# Inductive coupling - please settle argument ...

Discussion in 'General Electronics' started by Zymurgy, Nov 19, 2003.

1. ### ZymurgyGuest

All,

There's a bit of a debate going on over in uk.d-i-y about ac line
(mains) voltage being induced into unterminated adjacent wires.

We've split into 2 camps, some of us are saying that the inductive
coupling of the AC is inducing a low AC current into the unterminated
(i.e. 'floating') line.

The others are saying this is capacitive coupling due to the metres of
dielectric that separate the two wires.

Can one of the AC Current theorists on here, please debunk either or
both theories with some reasonably technical mumbo jumbo to back it
up.

Paul.

2. ### Robert BaerGuest

Ther is some coupling from AC wires that are conducting current and
less (but stilll some) from AC wires that just have voltage.
BUT.
Open wires cannot have current flowing thru them, only an AC voltage
would be found due to capacitive coupling.
Closed wires may have a very small current flowing (due to transformer
effect) but zero voltage; this, as far as i know, has not been measured
or observed - most likely do to the level is below noise.
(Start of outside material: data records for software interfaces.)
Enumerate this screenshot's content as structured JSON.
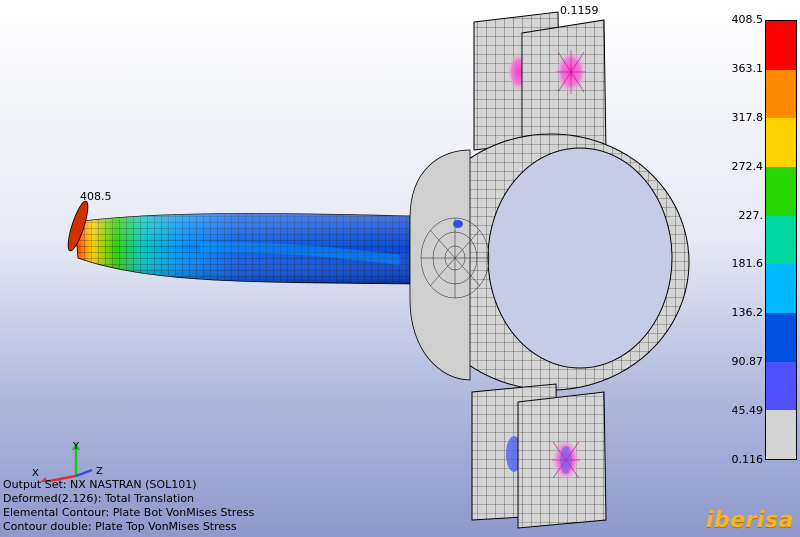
{
  "labels": {
    "max": "408.5",
    "min": "0.1159"
  },
  "info": {
    "line1": "Output Set: NX NASTRAN (SOL101)",
    "line2": "Deformed(2.126): Total Translation",
    "line3": "Elemental Contour: Plate Bot VonMises Stress",
    "line4": "Contour double: Plate Top VonMises Stress"
  },
  "axes": {
    "x": "X",
    "y": "Y",
    "z": "Z"
  },
  "legend": {
    "ticks": [
      "408.5",
      "363.1",
      "317.8",
      "272.4",
      "227.",
      "181.6",
      "136.2",
      "90.87",
      "45.49",
      "0.116"
    ],
    "colors": [
      "#ff0000",
      "#ff8c00",
      "#ffd200",
      "#27d600",
      "#00d8a0",
      "#00b8ff",
      "#0050e0",
      "#5050ff",
      "#d4d4d4"
    ]
  },
  "brand": "iberisa",
  "colors": {
    "mesh": "#d0d0d0",
    "mesh_line": "#202020"
  }
}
3. ### JimmyGuest

I am an electronic tech by trade and recently the company I work for has
insisted that we electronic types learn something about power generation and
air conditioning, so it is off to school I go. In our equipment lab the
phenomenom that you mention is demonstrated by measuring voltage on open
circuited wires run adjacent to wires that have voltage applied to them.
The voltage on the open circuit was nearly as high as the one s connected to
an AC source when mesured with a High impedance voltmeter. The gurus who
teach the coures attribute this primarily to capacitive coupling without
giving any real explanation as to why capacitance and not inductive though I
am sure both play a part.

4. ### Robert BaerGuest

The key here is *open* circuit, meaning zero or very low current.
If one were to make this other line into a loop, then it may act as a
secondary of an air core transformer. If any "useable" current were
found in that loop, then one could specifically state that ther was
magnetic coupling.

5. ### ZymurgyGuest

Can you ask for more clarification then, i'd appreciate some sort of
technical theory !

I don't know how much capacitive coupling (if any measurable) you'd
get if the wires weren't closely adjacent. I suppose if you glued 2
wires to a piece of glass 1" apart (glue not touching), you'd have to
say any voltage induced would be down to inductive coupling.

Can you get capacitive coupling between air separated wires ?

I think this is a particularly prevalent phenomenom with ac mains
wiring, in that you have tightly coupled conductors sheathed together
for many metres. Despite there being megohms of resistance between the
wires, it would make for a decent dilectric.

As has been said previously, you'd measure a coupled voltage, but no
current in an unterminated wire, which is what i've measured on
floating earths (26VAC from an adjacent 240VAC feed)

The HVAC 3 phase AC theory i've done has only been to do with magnetic
field & reactive losses on adjacent wires and all a long time ago !

Cheers,

Paul.

6. ### Robert BaerGuest

*** Absolutely - even seperated by a number of feet.
Radio Shack had sold under their Micronta brand (maybe they still do)
a wide "pen" that will detect powered wires.
When turned on (push button on it) and held near a power line, one
sees the LED flash; brighter as one gets closer.
I have another by A.V. Sperry (1.5 by 0.8 cross-section) that has
adjustable sensitivity that is far more sensitive, and one not only sees
the LED flash, but one also hears the hum!
The pickup is strictly capacitive, and a wire near and semi-parallel
with a powered line will also pick up a voltage as you mentioned.
And this is strictly *air* as a dielectric.

7. ### JimmyGuest

Hadnt really thought abought it that much till now but with the open wires
the primary method of coupling would have to capacitive.

8. ### Rich GriseGuest

Technically, there will be both under any circumstances; it's
just that usually one or the other is practically negligible.
Think of the wires as an antennas - a very small fraction of
a wavelength at 50~60 hz, but still an antenna. The kind of
matching you'd have to do to connect it to a receiver would
tell you whether you're getting more inductive or capacitive
coupleng.

Cheers!
Rich